WHAT NEEDS TO BE DONE
The entries shown below are to be printed in full, unaltered.

RECORDED INFORMATION
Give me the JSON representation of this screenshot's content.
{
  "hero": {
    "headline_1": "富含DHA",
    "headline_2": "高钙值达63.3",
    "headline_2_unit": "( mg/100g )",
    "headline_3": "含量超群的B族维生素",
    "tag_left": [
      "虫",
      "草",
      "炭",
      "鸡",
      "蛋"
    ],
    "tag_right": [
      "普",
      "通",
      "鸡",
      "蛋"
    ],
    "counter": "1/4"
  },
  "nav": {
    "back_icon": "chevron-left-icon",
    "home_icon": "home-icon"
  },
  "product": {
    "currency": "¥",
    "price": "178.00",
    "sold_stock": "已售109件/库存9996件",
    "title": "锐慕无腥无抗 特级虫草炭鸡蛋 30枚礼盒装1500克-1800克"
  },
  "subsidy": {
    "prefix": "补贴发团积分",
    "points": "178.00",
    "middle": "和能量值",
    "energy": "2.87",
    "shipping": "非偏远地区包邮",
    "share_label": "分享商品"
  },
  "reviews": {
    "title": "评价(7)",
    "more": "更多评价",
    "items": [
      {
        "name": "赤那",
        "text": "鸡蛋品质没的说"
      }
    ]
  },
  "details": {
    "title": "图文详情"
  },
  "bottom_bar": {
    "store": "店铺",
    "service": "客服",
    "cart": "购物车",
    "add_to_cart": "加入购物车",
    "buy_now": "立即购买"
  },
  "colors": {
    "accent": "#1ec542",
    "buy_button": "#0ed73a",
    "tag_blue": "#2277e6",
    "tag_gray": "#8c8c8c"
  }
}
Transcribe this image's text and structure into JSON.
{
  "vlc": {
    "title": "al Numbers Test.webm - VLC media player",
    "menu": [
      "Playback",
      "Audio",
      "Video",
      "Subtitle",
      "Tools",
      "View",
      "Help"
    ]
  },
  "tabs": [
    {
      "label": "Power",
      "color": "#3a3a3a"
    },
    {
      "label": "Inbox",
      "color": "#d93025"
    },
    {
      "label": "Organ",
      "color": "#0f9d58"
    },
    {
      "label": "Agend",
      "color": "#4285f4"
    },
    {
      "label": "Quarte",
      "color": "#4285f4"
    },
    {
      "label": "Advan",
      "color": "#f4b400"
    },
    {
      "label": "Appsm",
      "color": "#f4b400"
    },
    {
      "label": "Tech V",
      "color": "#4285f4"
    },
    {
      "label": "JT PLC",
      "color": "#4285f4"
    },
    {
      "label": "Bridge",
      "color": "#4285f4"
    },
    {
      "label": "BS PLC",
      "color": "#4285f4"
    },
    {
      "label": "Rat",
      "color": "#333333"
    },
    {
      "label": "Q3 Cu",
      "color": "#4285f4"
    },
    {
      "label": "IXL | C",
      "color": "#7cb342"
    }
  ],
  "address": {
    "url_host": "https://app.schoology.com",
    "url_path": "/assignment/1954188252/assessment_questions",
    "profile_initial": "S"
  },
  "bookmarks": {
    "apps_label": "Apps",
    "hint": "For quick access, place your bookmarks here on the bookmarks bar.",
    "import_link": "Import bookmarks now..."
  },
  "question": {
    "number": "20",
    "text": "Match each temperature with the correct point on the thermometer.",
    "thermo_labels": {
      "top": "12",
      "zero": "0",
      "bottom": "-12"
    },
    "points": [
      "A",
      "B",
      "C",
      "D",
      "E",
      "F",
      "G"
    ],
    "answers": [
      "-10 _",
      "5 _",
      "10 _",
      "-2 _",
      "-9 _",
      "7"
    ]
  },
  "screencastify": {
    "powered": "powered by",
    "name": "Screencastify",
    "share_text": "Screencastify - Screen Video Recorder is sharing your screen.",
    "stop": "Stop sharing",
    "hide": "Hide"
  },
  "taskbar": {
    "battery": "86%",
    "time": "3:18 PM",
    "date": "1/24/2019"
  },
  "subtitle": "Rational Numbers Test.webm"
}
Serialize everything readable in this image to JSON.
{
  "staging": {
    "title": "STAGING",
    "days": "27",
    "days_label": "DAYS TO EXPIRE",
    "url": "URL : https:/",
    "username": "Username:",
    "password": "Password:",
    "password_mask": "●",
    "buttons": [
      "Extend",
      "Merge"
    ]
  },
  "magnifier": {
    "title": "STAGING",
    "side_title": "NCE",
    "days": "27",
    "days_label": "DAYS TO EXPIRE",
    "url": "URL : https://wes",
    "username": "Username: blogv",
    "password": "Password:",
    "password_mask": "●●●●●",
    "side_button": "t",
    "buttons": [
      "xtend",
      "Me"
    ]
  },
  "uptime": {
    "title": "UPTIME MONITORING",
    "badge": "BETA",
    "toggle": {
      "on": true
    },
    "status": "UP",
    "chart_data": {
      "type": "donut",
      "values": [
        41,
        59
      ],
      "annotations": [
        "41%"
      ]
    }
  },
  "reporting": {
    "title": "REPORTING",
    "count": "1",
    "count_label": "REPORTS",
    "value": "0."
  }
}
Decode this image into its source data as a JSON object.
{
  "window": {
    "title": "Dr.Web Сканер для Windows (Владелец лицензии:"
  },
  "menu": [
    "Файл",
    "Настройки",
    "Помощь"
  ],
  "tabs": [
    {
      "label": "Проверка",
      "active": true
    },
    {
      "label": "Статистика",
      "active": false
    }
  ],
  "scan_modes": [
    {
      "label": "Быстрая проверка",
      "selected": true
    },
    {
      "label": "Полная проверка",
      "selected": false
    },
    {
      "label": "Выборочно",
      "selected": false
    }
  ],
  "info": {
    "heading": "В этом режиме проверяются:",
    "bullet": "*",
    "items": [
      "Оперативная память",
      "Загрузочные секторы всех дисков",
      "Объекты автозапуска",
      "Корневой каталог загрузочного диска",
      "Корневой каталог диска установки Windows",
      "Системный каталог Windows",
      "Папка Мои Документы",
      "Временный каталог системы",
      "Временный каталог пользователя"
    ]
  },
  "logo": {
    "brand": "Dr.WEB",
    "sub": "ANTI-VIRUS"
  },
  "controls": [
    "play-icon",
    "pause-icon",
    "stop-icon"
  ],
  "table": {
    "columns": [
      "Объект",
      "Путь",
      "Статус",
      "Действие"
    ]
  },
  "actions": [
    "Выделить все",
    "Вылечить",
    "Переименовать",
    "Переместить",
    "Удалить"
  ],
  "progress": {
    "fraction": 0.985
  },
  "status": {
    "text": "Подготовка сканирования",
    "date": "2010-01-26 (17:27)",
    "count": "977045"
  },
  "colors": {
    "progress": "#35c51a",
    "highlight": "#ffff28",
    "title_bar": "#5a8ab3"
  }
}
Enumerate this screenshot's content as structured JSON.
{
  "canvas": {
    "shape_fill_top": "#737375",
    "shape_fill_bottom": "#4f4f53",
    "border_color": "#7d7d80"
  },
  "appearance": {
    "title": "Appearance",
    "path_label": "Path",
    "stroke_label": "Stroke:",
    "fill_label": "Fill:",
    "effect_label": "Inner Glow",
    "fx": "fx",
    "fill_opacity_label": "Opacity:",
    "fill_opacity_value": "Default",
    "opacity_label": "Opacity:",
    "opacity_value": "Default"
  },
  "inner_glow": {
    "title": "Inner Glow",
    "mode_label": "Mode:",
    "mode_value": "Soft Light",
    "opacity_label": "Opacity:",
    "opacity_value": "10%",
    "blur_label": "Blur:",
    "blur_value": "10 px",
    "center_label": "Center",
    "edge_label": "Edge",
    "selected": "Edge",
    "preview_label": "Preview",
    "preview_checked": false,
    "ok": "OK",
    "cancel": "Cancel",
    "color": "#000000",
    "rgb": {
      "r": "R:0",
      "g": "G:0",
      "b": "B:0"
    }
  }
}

ANSWER BELOW
Give me the JSON representation of this screenshot's content.
{
  "hero": {
    "headline_1": "富含DHA",
    "headline_2": "高钙值达63.3",
    "headline_2_unit": "( mg/100g )",
    "headline_3": "含量超群的B族维生素",
    "tag_left": [
      "虫",
      "草",
      "炭",
      "鸡",
      "蛋"
    ],
    "tag_right": [
      "普",
      "通",
      "鸡",
      "蛋"
    ],
    "counter": "1/4"
  },
  "nav": {
    "back_icon": "chevron-left-icon",
    "home_icon": "home-icon"
  },
  "product": {
    "currency": "¥",
    "price": "178.00",
    "sold_stock": "已售109件/库存9996件",
    "title": "锐慕无腥无抗 特级虫草炭鸡蛋 30枚礼盒装1500克-1800克"
  },
  "subsidy": {
    "prefix": "补贴发团积分",
    "points": "178.00",
    "middle": "和能量值",
    "energy": "2.87",
    "shipping": "非偏远地区包邮",
    "share_label": "分享商品"
  },
  "reviews": {
    "title": "评价(7)",
    "more": "更多评价",
    "items": [
      {
        "name": "赤那",
        "text": "鸡蛋品质没的说"
      }
    ]
  },
  "details": {
    "title": "图文详情"
  },
  "bottom_bar": {
    "store": "店铺",
    "service": "客服",
    "cart": "购物车",
    "add_to_cart": "加入购物车",
    "buy_now": "立即购买"
  },
  "colors": {
    "accent": "#1ec542",
    "buy_button": "#0ed73a",
    "tag_blue": "#2277e6",
    "tag_gray": "#8c8c8c"
  }
}
Transcribe this image's text and structure into JSON.
{
  "vlc": {
    "title": "al Numbers Test.webm - VLC media player",
    "menu": [
      "Playback",
      "Audio",
      "Video",
      "Subtitle",
      "Tools",
      "View",
      "Help"
    ]
  },
  "tabs": [
    {
      "label": "Power",
      "color": "#3a3a3a"
    },
    {
      "label": "Inbox",
      "color": "#d93025"
    },
    {
      "label": "Organ",
      "color": "#0f9d58"
    },
    {
      "label": "Agend",
      "color": "#4285f4"
    },
    {
      "label": "Quarte",
      "color": "#4285f4"
    },
    {
      "label": "Advan",
      "color": "#f4b400"
    },
    {
      "label": "Appsm",
      "color": "#f4b400"
    },
    {
      "label": "Tech V",
      "color": "#4285f4"
    },
    {
      "label": "JT PLC",
      "color": "#4285f4"
    },
    {
      "label": "Bridge",
      "color": "#4285f4"
    },
    {
      "label": "BS PLC",
      "color": "#4285f4"
    },
    {
      "label": "Rat",
      "color": "#333333"
    },
    {
      "label": "Q3 Cu",
      "color": "#4285f4"
    },
    {
      "label": "IXL | C",
      "color": "#7cb342"
    }
  ],
  "address": {
    "url_host": "https://app.schoology.com",
    "url_path": "/assignment/1954188252/assessment_questions",
    "profile_initial": "S"
  },
  "bookmarks": {
    "apps_label": "Apps",
    "hint": "For quick access, place your bookmarks here on the bookmarks bar.",
    "import_link": "Import bookmarks now..."
  },
  "question": {
    "number": "20",
    "text": "Match each temperature with the correct point on the thermometer.",
    "thermo_labels": {
      "top": "12",
      "zero": "0",
      "bottom": "-12"
    },
    "points": [
      "A",
      "B",
      "C",
      "D",
      "E",
      "F",
      "G"
    ],
    "answers": [
      "-10 _",
      "5 _",
      "10 _",
      "-2 _",
      "-9 _",
      "7"
    ]
  },
  "screencastify": {
    "powered": "powered by",
    "name": "Screencastify",
    "share_text": "Screencastify - Screen Video Recorder is sharing your screen.",
    "stop": "Stop sharing",
    "hide": "Hide"
  },
  "taskbar": {
    "battery": "86%",
    "time": "3:18 PM",
    "date": "1/24/2019"
  },
  "subtitle": "Rational Numbers Test.webm"
}
Serialize everything readable in this image to JSON.
{
  "staging": {
    "title": "STAGING",
    "days": "27",
    "days_label": "DAYS TO EXPIRE",
    "url": "URL : https:/",
    "username": "Username:",
    "password": "Password:",
    "password_mask": "●",
    "buttons": [
      "Extend",
      "Merge"
    ]
  },
  "magnifier": {
    "title": "STAGING",
    "side_title": "NCE",
    "days": "27",
    "days_label": "DAYS TO EXPIRE",
    "url": "URL : https://wes",
    "username": "Username: blogv",
    "password": "Password:",
    "password_mask": "●●●●●",
    "side_button": "t",
    "buttons": [
      "xtend",
      "Me"
    ]
  },
  "uptime": {
    "title": "UPTIME MONITORING",
    "badge": "BETA",
    "toggle": {
      "on": true
    },
    "status": "UP",
    "chart_data": {
      "type": "donut",
      "values": [
        41,
        59
      ],
      "annotations": [
        "41%"
      ]
    }
  },
  "reporting": {
    "title": "REPORTING",
    "count": "1",
    "count_label": "REPORTS",
    "value": "0."
  }
}
Decode this image into its source data as a JSON object.
{
  "window": {
    "title": "Dr.Web Сканер для Windows (Владелец лицензии:"
  },
  "menu": [
    "Файл",
    "Настройки",
    "Помощь"
  ],
  "tabs": [
    {
      "label": "Проверка",
      "active": true
    },
    {
      "label": "Статистика",
      "active": false
    }
  ],
  "scan_modes": [
    {
      "label": "Быстрая проверка",
      "selected": true
    },
    {
      "label": "Полная проверка",
      "selected": false
    },
    {
      "label": "Выборочно",
      "selected": false
    }
  ],
  "info": {
    "heading": "В этом режиме проверяются:",
    "bullet": "*",
    "items": [
      "Оперативная память",
      "Загрузочные секторы всех дисков",
      "Объекты автозапуска",
      "Корневой каталог загрузочного диска",
      "Корневой каталог диска установки Windows",
      "Системный каталог Windows",
      "Папка Мои Документы",
      "Временный каталог системы",
      "Временный каталог пользователя"
    ]
  },
  "logo": {
    "brand": "Dr.WEB",
    "sub": "ANTI-VIRUS"
  },
  "controls": [
    "play-icon",
    "pause-icon",
    "stop-icon"
  ],
  "table": {
    "columns": [
      "Объект",
      "Путь",
      "Статус",
      "Действие"
    ]
  },
  "actions": [
    "Выделить все",
    "Вылечить",
    "Переименовать",
    "Переместить",
    "Удалить"
  ],
  "progress": {
    "fraction": 0.985
  },
  "status": {
    "text": "Подготовка сканирования",
    "date": "2010-01-26 (17:27)",
    "count": "977045"
  },
  "colors": {
    "progress": "#35c51a",
    "highlight": "#ffff28",
    "title_bar": "#5a8ab3"
  }
}
Enumerate this screenshot's content as structured JSON.
{
  "canvas": {
    "shape_fill_top": "#737375",
    "shape_fill_bottom": "#4f4f53",
    "border_color": "#7d7d80"
  },
  "appearance": {
    "title": "Appearance",
    "path_label": "Path",
    "stroke_label": "Stroke:",
    "fill_label": "Fill:",
    "effect_label": "Inner Glow",
    "fx": "fx",
    "fill_opacity_label": "Opacity:",
    "fill_opacity_value": "Default",
    "opacity_label": "Opacity:",
    "opacity_value": "Default"
  },
  "inner_glow": {
    "title": "Inner Glow",
    "mode_label": "Mode:",
    "mode_value": "Soft Light",
    "opacity_label": "Opacity:",
    "opacity_value": "10%",
    "blur_label": "Blur:",
    "blur_value": "10 px",
    "center_label": "Center",
    "edge_label": "Edge",
    "selected": "Edge",
    "preview_label": "Preview",
    "preview_checked": false,
    "ok": "OK",
    "cancel": "Cancel",
    "color": "#000000",
    "rgb": {
      "r": "R:0",
      "g": "G:0",
      "b": "B:0"
    }
  }
}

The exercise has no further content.